── Entries provided ──
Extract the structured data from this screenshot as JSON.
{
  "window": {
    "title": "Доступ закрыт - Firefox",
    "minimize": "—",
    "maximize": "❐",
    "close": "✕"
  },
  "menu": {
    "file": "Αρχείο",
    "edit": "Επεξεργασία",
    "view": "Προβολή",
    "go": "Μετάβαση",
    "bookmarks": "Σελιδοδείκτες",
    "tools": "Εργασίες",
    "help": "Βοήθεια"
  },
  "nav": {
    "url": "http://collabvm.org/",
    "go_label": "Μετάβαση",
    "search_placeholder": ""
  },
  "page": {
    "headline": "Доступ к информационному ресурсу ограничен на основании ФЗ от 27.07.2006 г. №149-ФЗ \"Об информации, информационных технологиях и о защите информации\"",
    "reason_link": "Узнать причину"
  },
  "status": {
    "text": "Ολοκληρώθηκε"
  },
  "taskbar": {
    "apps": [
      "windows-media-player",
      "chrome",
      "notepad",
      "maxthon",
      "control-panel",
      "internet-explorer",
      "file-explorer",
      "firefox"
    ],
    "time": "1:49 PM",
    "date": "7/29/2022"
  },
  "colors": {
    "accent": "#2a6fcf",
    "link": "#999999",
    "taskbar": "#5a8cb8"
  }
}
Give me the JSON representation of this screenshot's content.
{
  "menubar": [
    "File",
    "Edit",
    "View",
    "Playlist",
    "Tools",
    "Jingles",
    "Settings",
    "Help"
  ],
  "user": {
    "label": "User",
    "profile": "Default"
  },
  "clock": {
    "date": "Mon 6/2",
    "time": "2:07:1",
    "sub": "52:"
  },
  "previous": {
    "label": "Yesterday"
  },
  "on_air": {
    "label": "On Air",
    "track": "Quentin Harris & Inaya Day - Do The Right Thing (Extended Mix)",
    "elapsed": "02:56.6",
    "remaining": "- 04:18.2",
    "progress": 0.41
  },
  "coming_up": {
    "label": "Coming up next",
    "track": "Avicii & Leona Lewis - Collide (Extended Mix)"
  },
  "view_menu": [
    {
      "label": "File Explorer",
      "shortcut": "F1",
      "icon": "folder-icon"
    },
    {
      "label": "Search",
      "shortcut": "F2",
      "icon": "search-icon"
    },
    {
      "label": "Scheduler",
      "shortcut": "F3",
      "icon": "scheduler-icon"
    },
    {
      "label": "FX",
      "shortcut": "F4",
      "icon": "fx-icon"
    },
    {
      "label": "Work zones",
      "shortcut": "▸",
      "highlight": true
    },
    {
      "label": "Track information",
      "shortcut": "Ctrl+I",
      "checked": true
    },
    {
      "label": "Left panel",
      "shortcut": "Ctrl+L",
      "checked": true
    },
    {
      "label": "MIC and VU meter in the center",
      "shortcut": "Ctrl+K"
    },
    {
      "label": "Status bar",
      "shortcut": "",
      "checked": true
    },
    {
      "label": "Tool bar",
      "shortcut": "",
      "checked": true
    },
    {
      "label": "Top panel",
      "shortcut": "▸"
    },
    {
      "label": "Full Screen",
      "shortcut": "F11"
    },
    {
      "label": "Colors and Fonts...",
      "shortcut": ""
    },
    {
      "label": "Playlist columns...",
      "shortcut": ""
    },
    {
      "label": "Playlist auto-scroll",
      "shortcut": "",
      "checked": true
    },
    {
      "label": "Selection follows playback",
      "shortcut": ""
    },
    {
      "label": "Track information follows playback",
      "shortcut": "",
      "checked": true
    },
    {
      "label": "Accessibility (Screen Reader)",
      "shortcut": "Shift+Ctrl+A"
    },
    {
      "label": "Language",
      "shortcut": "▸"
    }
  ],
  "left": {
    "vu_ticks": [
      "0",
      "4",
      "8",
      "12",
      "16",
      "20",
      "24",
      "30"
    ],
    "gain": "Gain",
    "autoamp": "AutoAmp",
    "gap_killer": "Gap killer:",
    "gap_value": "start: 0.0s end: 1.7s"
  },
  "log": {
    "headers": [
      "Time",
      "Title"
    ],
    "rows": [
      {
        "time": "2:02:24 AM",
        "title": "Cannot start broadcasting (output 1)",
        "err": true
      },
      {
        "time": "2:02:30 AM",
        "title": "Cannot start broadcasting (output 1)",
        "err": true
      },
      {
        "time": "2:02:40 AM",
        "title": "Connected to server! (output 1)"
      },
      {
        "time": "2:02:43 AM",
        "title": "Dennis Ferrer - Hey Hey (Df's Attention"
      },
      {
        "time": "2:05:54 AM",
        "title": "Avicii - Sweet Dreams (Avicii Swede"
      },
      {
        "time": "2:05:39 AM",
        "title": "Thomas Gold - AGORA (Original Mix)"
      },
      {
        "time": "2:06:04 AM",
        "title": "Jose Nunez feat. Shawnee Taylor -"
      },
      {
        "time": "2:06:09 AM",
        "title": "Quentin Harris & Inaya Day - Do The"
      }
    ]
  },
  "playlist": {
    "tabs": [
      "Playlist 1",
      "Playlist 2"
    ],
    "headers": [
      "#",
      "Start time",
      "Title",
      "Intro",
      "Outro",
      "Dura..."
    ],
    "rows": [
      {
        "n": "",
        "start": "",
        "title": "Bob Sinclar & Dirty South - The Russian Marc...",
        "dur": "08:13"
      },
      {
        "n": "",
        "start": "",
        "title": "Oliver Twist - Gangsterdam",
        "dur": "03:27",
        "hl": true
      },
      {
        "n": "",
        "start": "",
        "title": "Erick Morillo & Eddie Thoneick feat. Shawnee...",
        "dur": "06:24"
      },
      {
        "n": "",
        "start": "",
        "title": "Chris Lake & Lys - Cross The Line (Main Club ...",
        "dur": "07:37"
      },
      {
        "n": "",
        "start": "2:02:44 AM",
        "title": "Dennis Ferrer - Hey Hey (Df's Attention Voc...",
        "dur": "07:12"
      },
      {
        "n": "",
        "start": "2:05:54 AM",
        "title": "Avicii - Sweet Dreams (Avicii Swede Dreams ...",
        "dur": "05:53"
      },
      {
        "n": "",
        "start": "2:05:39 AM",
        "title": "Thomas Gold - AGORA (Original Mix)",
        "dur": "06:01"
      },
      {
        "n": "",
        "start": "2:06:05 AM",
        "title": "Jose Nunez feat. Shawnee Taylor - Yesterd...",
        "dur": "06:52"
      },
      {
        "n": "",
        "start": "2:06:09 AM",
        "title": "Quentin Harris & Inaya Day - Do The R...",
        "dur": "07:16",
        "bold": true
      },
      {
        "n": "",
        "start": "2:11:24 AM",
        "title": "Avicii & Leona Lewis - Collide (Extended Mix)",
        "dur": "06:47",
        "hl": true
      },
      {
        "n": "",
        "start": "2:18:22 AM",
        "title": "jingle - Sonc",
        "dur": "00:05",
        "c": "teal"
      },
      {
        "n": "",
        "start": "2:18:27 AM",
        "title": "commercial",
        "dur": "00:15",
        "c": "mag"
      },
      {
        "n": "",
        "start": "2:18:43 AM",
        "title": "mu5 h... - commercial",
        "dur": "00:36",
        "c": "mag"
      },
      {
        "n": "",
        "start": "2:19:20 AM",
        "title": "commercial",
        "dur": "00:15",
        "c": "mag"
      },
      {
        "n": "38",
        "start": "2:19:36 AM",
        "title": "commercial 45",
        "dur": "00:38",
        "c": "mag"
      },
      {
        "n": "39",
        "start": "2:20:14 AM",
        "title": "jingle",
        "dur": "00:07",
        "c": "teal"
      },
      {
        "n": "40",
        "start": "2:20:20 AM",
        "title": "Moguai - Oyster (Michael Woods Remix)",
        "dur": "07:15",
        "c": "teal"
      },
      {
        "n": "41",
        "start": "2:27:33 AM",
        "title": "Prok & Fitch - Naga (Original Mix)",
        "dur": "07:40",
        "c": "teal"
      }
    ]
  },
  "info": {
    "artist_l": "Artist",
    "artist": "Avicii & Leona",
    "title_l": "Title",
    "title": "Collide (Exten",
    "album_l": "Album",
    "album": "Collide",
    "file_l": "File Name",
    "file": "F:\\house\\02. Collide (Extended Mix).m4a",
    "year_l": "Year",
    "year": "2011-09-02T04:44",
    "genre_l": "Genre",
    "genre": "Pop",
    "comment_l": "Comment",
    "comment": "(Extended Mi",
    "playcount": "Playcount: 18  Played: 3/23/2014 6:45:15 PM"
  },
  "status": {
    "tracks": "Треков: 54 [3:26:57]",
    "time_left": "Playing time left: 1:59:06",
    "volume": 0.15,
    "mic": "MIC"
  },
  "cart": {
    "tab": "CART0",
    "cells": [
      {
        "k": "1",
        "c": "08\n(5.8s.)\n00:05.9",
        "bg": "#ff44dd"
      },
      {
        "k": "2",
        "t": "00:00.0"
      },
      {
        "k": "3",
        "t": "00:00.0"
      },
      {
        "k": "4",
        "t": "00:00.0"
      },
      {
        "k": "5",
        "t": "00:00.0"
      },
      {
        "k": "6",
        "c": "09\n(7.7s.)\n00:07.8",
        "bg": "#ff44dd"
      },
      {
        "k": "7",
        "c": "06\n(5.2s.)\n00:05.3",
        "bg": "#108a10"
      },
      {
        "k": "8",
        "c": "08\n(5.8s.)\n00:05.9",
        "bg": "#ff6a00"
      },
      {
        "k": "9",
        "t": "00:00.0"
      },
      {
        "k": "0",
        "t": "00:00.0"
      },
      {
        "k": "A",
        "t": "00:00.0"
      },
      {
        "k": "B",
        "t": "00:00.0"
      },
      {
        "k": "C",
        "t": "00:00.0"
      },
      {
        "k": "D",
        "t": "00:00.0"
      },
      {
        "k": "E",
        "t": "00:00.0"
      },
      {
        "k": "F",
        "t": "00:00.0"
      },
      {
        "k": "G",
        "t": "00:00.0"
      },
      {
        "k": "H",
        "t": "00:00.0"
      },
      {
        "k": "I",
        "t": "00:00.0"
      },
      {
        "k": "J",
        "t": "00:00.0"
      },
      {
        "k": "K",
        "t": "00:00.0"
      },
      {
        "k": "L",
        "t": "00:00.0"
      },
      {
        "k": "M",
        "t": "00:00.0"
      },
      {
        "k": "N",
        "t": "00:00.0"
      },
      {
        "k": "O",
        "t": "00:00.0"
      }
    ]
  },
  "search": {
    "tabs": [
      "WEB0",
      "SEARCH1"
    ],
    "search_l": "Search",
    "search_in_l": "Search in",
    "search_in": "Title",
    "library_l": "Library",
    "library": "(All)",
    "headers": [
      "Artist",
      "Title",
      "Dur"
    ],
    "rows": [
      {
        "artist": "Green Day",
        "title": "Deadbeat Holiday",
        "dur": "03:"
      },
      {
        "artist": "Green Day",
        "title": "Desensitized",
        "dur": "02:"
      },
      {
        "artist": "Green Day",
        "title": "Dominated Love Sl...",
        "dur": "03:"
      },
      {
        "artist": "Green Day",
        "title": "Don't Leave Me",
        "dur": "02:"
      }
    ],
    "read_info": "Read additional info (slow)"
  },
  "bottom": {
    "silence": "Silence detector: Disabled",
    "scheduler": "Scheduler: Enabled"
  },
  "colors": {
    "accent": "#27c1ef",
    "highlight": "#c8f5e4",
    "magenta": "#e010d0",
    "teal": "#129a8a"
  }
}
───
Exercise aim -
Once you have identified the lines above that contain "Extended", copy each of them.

Result of this exercise -
    "track": "Quentin Harris & Inaya Day - Do The Right Thing (Extended Mix)",
    "track": "Avicii & Leona Lewis - Collide (Extended Mix)"
        "title": "Avicii & Leona Lewis - Collide (Extended Mix)",
    "file": "F:\\house\\02. Collide (Extended Mix).m4a",
    "comment": "(Extended Mi",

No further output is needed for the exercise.